Feeling that she would die soon, Frida Kahlo wrote in her diary: “I hope your departure is joyful. And I hope never to come back. "
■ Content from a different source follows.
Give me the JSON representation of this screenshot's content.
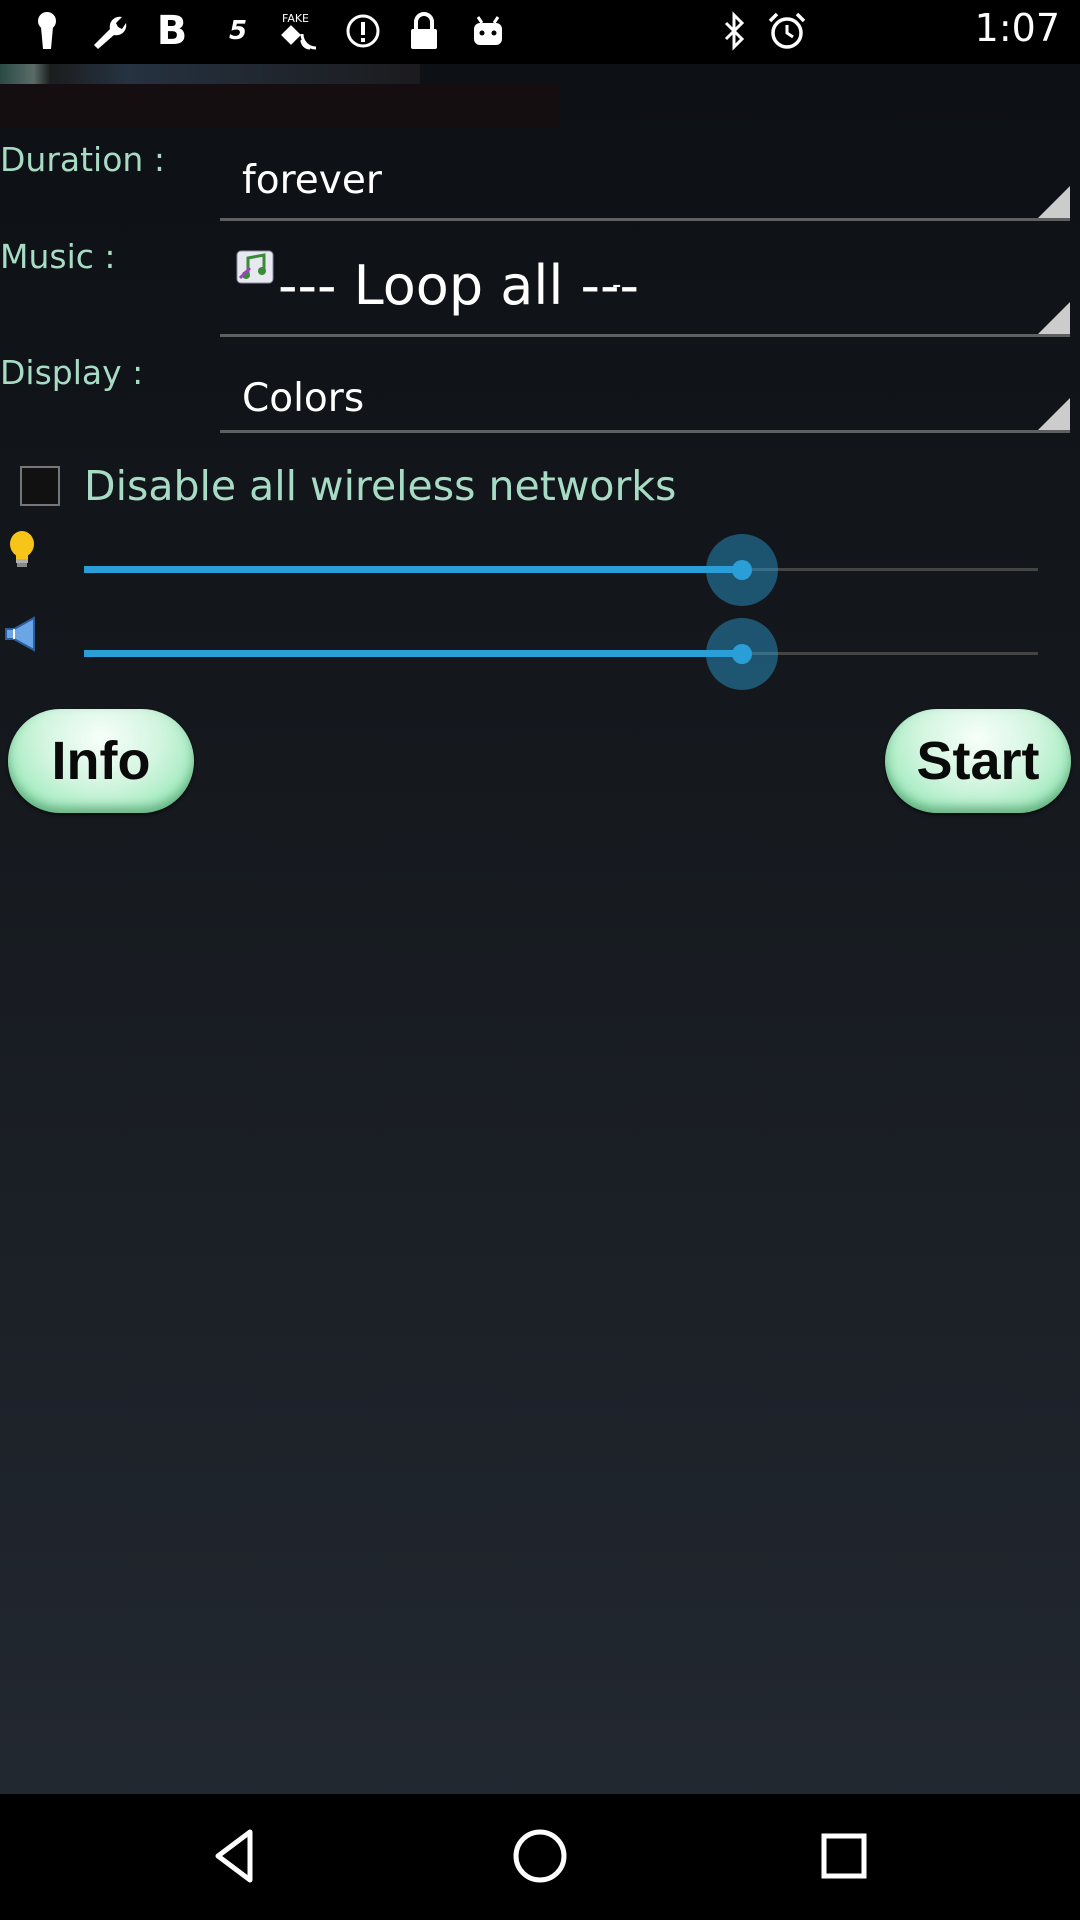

The artist died of pneumonia in 1954. The house where she lived in 1955 has been turned into a museum that can still be visited by fans today. If you happen to be in Mexico, stop by!